This Old House kitchen
The Downton Abbey kitchen is not the only place to see the Edwardian style. Did you know a popular design style in kitchens today is Edwardian? When you see old school pendant lights or funnel industrial style pendants it is mimicking the Edwardian period. A simple trim is usually incorporated into the design. My family's farm had Edwardian appliances in the kitchen.
The husband of the couple who live in the house above grew up with an AVG oven. The one pictured above is in the style of the old wood burning stoves like the stove below that was used in the Edwardian period. You can't see it there is an old wood box under the stove filled with split wood.

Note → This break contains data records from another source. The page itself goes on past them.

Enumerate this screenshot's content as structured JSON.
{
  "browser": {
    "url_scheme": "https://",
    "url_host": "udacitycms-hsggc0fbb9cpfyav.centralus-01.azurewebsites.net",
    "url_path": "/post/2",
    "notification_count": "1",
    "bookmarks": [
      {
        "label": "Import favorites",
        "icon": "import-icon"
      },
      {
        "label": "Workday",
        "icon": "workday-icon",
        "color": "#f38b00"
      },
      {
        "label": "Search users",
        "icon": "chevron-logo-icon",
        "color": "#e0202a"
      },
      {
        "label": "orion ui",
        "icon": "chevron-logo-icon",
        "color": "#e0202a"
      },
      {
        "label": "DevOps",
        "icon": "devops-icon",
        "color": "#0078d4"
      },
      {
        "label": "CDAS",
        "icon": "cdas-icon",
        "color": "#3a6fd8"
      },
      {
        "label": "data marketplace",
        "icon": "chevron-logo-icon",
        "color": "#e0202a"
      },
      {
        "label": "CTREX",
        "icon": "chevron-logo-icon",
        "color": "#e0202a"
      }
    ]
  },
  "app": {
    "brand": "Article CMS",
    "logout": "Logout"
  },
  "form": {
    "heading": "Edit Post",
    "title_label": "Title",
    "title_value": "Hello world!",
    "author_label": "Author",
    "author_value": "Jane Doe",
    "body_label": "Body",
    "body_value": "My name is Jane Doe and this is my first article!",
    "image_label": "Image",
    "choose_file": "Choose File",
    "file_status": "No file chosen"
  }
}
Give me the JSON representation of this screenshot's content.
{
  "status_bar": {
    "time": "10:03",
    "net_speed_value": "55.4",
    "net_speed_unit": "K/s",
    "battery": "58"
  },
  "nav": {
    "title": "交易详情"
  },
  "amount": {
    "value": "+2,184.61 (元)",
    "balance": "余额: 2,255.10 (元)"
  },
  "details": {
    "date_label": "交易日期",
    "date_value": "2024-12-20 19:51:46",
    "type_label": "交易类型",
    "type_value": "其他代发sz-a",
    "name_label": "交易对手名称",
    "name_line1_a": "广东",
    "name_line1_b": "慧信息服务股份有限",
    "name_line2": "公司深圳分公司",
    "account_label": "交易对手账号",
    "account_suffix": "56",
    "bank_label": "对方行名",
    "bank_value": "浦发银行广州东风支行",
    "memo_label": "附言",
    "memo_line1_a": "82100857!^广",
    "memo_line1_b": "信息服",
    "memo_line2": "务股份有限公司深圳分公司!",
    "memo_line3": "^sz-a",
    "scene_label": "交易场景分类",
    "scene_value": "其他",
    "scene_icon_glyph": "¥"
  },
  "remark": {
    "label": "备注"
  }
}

My great aunt never married and lived on the family farm in West Virginia with her widowed mother, divorced sister, child and unmarried brother the other children had married and left home. They supplied eggs to the Greenbrier Resort during the Great Depression.
My great aunt's sister worked in the doctors clinic at the resort where millionaires would come for a checkup along with some R&R. My great aunt's job supplied most of the income during those years for the family, my great uncle also worked the dairy farm but it didn't provide enough income for the family.
The Family Farm is now a B&B, The Old Stone Manse, Caldwell WVA
The stone and wood plank house was built in the early 1800's, my great grandmother arrived there on horseback at the turn of the century as a bride, my sister inherited her ladies side saddle from that trip. The house was never renovated except for electricity and running water. When you walked on the floors the wide planks would creak.
My great grandfather was a clerk of the court and died before the birth of his last child. My great grandmother never married again and raised my great aunts and uncle on her own. Three of the children received a college education. My great uncle and aunt stayed to work the farm.
The stove in the kitchen was an old black cast iron wood burning stove. The stove above looks fancier than what my great aunt had. It was the same stove that cooked the food my father ate when he would go for long visits as a boy in the summer during the 1920's and 30's.
Root vegetables my great-grandmother would keep in the cellar
Dad mentioned things that happened while visiting, the sheep that died and was burned in the field (apparently they are not buried). He said he didn't like the smell (it was a mature sheep) and didn't want to eat mutton afterwards. Stepping in what looked like a solid cow "pie" and sinking down until it covered his ankle and part of his leg!
My father eventually married and brought his family to visit at the farm. We would stay overnight since it was a days drive from out home in Northern VA. I wasn't used to old houses with high ceilings having always lived in a new house in suburbia. At night I would be so scared I would pull the covers over my head be hot all night and never sleep or at least it seemed that way. I was always relieved for the morning and light!
Dad is gone now and I wish I had asked him exactly what he did all day at the farm. I would like to have known more of his routine and his interaction with the family.
Now I would love to stay and walk the mountain behind the house, check out all the rooms and old furniture. The old milking barn and furniture is gone now, probably the old stove too although it may still be there. The long front porch running almost the length of the house is gone but that probably wasn't there in the beginning, it looks much better without it.
The present owners who bought the house from my family made it into a Bed and Breakfast and did a wonderful renovation. My father has since stayed at the house and loved how things looked.
There is usually a mist that comes off the Greenbrier River, you can see it in the picture. In the early morning it is almost like thick pea soup, you can't see a foot in front of you, at night when it is clear you can see every star in the sky!
Suzanne Powers Art Gallery: http://suzanne-powers.artistwebsites.com